Largely ignored by cinema audiences both in the UK and across the pond, directing duo Shari Springer Berman and Robert Pulcini’s Girl Mostly Likely (2012) may also struggle to find adoration on the small screen. Whilst there are occasional moments of fun insight, it largely fails to harness the sharp comedic skills of star Kristen Wiig and suffers from a sketchy and unfocused script. Wiig is Imogene, a struggling writer who is part of an elitist New York literary circle, due largely to her ‘connected’ boyfriend and (now floundering) writing career. Her life begins to quickly fall apart when she loses both her lover and her job.
Wrongfully hospitalised after staging a dramatic suicide attempt, Imogene is taken into the care of her estranged mum Zelda (Annette Bening), a chronic gambler who brings her back to the working-class New Jersey boardwalk town she grew up in (cue Bon Jovi blaring out over the soundtrack). There, she’s reunited with her eccentric younger sibling Ralph (Christopher Fitzgerald) and introduced to her mum’s new boyfriend and ex-CIA agent, George Bousche (Matt Dillon). She also has to contend with a lodger who has taken her old room (Darren Criss). Slowly, Imogene attempts to re-establish herself amongst her Big Apple acquaintances, but her path to happiness and contentment may no longer lie with that world.
Girl Mostly Likely feels a long way from Berman and Pulcini’s wonderfully acerbic feature debut, 2003’s endlessly inventive American Splendor.

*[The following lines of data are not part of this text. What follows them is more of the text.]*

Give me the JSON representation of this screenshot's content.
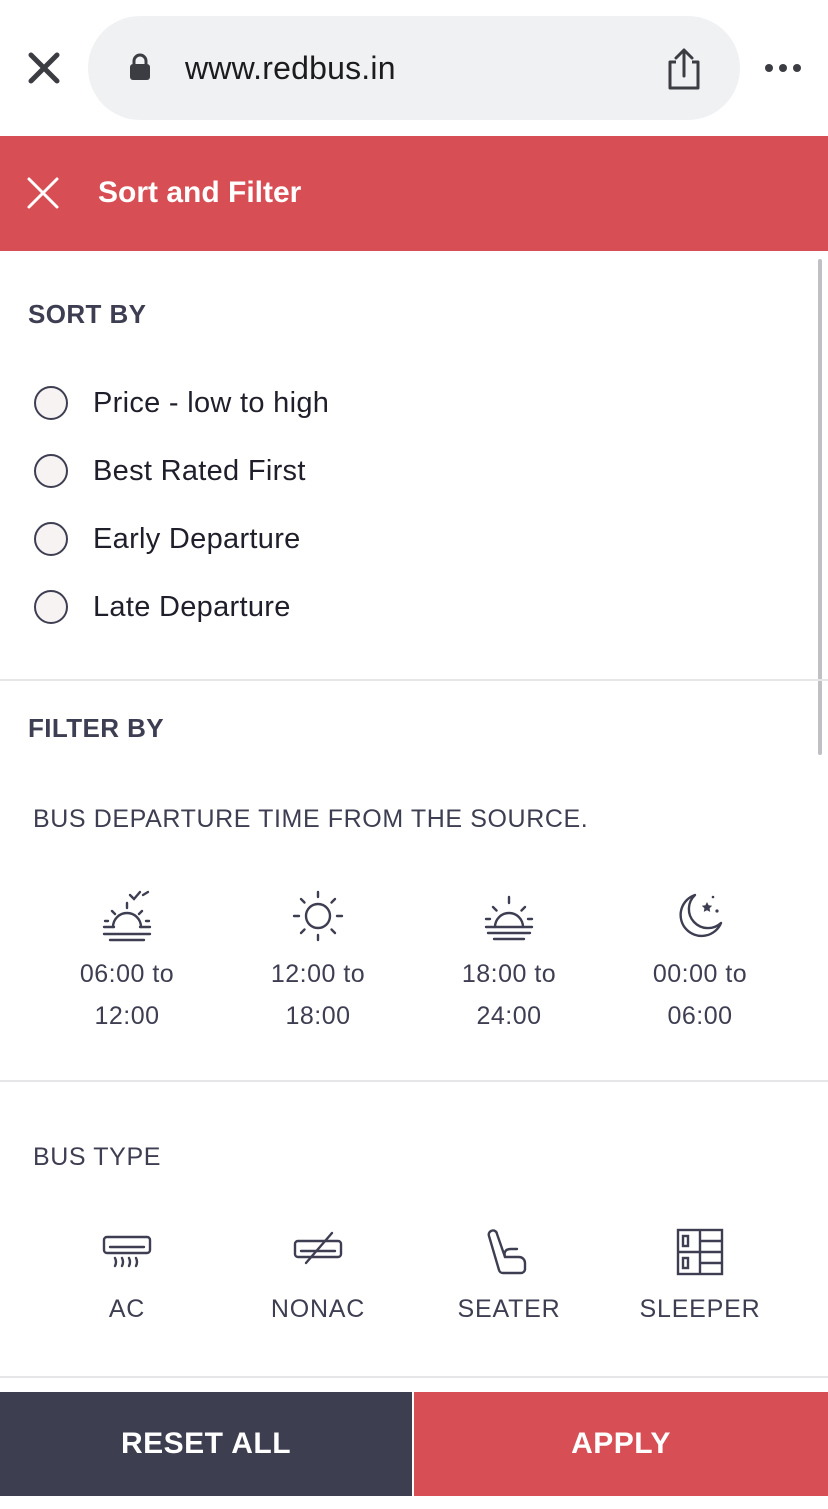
{
  "browser": {
    "url": "www.redbus.in",
    "close_icon": "close-icon",
    "lock_icon": "lock-icon",
    "share_icon": "share-icon",
    "more_icon": "more-dots-icon"
  },
  "header": {
    "title": "Sort and Filter",
    "accent_color": "#d84e55"
  },
  "sort": {
    "title": "SORT BY",
    "options": [
      {
        "label": "Price - low to high",
        "selected": false
      },
      {
        "label": "Best Rated First",
        "selected": false
      },
      {
        "label": "Early Departure",
        "selected": false
      },
      {
        "label": "Late Departure",
        "selected": false
      }
    ]
  },
  "filter": {
    "title": "FILTER BY",
    "departure": {
      "title": "BUS DEPARTURE TIME FROM THE SOURCE.",
      "options": [
        {
          "icon": "sunrise-icon",
          "line1": "06:00 to",
          "line2": "12:00"
        },
        {
          "icon": "sun-icon",
          "line1": "12:00 to",
          "line2": "18:00"
        },
        {
          "icon": "sunset-icon",
          "line1": "18:00 to",
          "line2": "24:00"
        },
        {
          "icon": "moon-icon",
          "line1": "00:00 to",
          "line2": "06:00"
        }
      ]
    },
    "bus_type": {
      "title": "BUS TYPE",
      "options": [
        {
          "icon": "ac-icon",
          "label": "AC"
        },
        {
          "icon": "non-ac-icon",
          "label": "NONAC"
        },
        {
          "icon": "seater-icon",
          "label": "SEATER"
        },
        {
          "icon": "sleeper-icon",
          "label": "SLEEPER"
        }
      ]
    }
  },
  "footer": {
    "reset_label": "RESET ALL",
    "apply_label": "APPLY",
    "reset_color": "#3d3e50",
    "apply_color": "#d84e55"
  }
}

They’ve certainly done the best they can with the limp material but struggle with the uncertainty of tone throughout in Michelle Morgan’s script, which can’t decide whether it wants to be a darker character study or a gentler, knockabout farce. Both of these scenarios fail largely to engage like they should, and for the most part, the film feels like a collection of scenes from an insipid sitcom, strung together to form a feature.
Wiig does what she can, but the screenplay simply isn’t up to her standard of comedy and thus she’s rarely offered a moment to shine. Her co-stars aren’t given much either, with Dillon’s paranoid spook caricature being particularly irksome. It’s also a shame to see the great Natasha Lyonne relegated to one of the most thankless roles in recent cinema history. Wiig keeps the film from being a complete write-off, with Girl Mostly Likely a minor blip on her post-SNL Hollywood trajectory. Here’s hoping she manages to strike comedic gold with her next cinematic venture.